Content starts

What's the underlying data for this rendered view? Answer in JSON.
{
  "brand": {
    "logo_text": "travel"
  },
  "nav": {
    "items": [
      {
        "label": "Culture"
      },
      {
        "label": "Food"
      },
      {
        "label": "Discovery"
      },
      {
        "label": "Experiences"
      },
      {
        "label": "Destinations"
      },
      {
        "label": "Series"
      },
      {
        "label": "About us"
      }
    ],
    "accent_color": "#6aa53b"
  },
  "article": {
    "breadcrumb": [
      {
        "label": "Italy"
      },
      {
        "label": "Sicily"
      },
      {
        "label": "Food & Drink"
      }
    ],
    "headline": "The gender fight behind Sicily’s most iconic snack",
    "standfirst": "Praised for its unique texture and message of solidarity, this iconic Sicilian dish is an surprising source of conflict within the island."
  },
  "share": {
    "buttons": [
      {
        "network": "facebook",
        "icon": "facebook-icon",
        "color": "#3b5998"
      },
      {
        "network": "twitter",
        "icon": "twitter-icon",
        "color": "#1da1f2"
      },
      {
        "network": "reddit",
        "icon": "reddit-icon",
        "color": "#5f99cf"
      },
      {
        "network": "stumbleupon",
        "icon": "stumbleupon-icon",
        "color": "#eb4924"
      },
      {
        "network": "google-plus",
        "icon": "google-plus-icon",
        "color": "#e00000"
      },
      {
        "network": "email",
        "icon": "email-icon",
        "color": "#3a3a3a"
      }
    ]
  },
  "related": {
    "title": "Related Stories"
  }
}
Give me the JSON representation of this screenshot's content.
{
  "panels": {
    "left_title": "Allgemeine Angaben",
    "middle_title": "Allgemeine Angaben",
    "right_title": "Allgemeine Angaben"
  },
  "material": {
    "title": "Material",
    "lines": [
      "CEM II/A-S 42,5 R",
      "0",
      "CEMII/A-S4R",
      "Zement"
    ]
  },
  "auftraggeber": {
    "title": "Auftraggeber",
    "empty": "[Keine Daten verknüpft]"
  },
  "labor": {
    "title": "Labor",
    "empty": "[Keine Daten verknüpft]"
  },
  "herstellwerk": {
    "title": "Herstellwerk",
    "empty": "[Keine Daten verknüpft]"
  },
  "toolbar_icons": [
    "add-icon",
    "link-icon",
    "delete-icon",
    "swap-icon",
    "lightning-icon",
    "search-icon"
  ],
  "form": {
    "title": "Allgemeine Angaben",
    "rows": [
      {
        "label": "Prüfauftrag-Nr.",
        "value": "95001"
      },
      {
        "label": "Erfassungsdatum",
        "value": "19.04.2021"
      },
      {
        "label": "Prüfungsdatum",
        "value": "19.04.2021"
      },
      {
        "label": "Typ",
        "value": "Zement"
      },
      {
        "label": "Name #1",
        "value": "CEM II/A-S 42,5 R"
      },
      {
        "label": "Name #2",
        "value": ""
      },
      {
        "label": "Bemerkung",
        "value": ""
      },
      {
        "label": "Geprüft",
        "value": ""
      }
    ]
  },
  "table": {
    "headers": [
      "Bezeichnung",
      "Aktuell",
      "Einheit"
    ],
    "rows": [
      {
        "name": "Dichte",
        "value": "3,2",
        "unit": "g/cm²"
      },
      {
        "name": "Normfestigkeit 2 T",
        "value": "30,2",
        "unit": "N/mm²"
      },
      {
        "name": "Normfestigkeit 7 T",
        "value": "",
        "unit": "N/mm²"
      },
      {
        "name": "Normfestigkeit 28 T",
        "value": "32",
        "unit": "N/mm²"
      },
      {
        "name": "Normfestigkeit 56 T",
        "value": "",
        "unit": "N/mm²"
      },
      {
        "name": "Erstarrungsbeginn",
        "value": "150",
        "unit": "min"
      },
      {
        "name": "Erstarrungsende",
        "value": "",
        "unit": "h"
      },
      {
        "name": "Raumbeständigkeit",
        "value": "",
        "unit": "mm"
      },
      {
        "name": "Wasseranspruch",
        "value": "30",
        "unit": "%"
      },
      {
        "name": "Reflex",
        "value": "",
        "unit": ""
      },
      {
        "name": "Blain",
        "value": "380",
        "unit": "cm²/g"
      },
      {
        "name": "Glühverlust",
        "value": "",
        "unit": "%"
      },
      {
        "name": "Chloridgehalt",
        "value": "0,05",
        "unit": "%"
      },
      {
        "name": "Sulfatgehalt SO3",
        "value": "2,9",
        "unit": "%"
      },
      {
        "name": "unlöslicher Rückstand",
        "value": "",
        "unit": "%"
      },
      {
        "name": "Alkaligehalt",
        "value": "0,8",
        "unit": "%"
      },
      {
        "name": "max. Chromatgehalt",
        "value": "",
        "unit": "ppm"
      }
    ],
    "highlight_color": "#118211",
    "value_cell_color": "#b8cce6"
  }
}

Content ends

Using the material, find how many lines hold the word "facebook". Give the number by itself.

**Response for this exercise:**
2